Today, while America opened its embassy in Jerusalem, the riots on the Israel-Gaza border, which have been going on for weeks, continued and escalated. Ira Stoll corrects those who have misread the former event as the cause of the latter, and draws some more significant conclusions:
Arab or Islamist violence has been remarkably consistent for nearly a century. Nearly 70 Jews were killed in the 1929 Hebron riots. Palestinian terrorists killed eleven Israeli athletes at the Munich Olympics in 1972. Another 25 Israelis were killed by Palestinian terrorists in the Ma’alot massacre in 1974. The 1990s and 2000s saw a series of Palestinian suicide attacks on Israeli passenger buses, at the Dolphinarium disco, at the Sbarro restaurant.
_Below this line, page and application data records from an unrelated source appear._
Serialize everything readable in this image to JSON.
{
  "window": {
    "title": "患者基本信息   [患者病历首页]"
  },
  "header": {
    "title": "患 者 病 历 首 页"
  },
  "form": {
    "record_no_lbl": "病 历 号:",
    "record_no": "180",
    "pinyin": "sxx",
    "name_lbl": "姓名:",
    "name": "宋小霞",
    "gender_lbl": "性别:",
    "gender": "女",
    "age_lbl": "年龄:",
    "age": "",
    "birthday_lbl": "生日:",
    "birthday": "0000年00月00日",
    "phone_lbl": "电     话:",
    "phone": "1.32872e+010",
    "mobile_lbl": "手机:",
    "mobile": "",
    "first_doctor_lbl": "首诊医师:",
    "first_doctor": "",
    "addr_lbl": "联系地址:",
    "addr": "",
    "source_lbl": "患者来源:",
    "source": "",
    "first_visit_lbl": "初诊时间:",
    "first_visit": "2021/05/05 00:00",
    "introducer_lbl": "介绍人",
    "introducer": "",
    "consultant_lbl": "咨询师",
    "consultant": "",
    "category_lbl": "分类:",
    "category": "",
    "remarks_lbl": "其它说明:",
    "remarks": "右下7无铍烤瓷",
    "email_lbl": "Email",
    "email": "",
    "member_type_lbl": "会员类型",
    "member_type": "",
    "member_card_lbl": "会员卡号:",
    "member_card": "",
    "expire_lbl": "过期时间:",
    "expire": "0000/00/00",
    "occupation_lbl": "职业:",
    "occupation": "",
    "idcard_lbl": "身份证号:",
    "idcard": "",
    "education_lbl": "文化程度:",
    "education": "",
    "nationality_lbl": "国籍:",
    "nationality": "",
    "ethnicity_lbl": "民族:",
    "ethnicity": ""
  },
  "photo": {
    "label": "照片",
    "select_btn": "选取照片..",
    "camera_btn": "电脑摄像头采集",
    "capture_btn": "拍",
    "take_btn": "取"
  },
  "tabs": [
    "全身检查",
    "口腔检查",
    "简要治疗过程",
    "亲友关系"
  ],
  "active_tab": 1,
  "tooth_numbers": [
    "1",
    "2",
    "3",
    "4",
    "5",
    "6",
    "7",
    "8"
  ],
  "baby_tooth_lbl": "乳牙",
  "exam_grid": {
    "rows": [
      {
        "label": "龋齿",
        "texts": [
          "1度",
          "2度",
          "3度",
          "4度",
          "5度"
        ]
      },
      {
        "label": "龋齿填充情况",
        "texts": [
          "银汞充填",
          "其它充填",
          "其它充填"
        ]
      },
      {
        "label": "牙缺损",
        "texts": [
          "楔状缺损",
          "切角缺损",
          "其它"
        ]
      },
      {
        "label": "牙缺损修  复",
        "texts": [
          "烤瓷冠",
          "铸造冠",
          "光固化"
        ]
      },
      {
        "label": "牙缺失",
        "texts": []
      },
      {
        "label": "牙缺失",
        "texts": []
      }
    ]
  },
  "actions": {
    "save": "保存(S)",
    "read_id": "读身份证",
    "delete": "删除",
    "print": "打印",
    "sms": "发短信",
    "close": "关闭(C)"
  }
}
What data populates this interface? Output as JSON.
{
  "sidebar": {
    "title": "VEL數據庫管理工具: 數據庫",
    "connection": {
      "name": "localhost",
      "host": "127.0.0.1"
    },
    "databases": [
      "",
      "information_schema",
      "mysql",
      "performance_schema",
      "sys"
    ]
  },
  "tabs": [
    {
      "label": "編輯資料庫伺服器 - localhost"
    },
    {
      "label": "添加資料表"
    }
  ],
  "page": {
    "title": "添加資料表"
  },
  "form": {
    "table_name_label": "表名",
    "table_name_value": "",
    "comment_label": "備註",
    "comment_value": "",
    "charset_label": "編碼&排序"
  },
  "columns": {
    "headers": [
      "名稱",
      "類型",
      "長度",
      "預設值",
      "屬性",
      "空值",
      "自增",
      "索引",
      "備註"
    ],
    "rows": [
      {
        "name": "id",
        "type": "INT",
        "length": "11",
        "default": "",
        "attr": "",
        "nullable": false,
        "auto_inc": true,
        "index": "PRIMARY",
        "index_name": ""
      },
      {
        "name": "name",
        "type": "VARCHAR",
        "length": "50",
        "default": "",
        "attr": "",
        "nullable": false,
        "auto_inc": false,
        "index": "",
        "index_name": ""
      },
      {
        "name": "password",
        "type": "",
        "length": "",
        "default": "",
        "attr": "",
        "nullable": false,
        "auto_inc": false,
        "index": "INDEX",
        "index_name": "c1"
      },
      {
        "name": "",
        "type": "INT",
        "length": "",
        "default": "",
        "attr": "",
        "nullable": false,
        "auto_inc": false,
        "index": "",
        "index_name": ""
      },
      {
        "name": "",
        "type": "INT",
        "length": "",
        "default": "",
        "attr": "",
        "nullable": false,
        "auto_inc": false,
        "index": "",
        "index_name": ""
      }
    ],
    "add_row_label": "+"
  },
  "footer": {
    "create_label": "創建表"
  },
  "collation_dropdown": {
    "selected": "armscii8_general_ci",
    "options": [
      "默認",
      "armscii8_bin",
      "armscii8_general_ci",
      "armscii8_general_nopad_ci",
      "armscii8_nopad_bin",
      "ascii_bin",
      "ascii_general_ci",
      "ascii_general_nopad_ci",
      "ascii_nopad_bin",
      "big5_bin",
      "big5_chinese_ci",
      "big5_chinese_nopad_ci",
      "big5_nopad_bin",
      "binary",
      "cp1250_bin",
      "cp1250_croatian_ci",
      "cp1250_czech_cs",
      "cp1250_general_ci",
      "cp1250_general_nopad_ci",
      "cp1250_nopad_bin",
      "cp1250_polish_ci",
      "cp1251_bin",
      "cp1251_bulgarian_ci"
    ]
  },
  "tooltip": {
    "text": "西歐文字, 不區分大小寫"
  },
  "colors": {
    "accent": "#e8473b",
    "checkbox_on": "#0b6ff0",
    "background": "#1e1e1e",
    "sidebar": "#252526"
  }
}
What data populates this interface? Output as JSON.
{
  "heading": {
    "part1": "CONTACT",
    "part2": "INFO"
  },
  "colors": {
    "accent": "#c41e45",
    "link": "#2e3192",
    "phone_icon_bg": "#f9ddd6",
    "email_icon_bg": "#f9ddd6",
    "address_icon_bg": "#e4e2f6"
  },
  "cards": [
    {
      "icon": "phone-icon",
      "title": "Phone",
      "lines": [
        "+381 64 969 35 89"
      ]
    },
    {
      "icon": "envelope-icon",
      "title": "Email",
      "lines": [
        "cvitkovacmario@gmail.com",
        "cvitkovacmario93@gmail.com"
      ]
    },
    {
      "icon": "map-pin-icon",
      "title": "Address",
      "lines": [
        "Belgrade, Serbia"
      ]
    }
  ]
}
These attacks happen when Washington sides with Israel, as it has during the Trump administration, and when it tries to pressure Israel or mediate more even-handedly, as it did in other administrations. The attacks target America, as they did on September 11, 2001, and they target European capitals with foreign policies that are more tilted toward the Arabs. More than 190 were killed in the Madrid train bombings of 2004, more than 50 in the 2005 London transit bombings, hundreds more in the attacks in Paris and Brussels in 2015 and 2016. America’s embassy in Iran was seized in 1979 and Pan Am Flight 103 was downed in 1988. . . .
The Gaza violence is sad. Press coverage of it often notes that no Israelis have been killed in the clashes, as if it would somehow be better if the deaths were more evenly distributed. Yet if the choice is between deaths of Palestinian rioters in Gaza or civilians in New York, London, Madrid, Brussels, Paris, Jerusalem, or Tel Aviv, electorates and foreign-policy hands alike aren’t going to spend a lot of time agonizing. [And the] Gaza riots . . . make it clear that the primary Palestinian complaint isn’t about Israeli settlers or occupation—Israel withdrew its settlers from Gaza in 2005—but about Israel’s existence.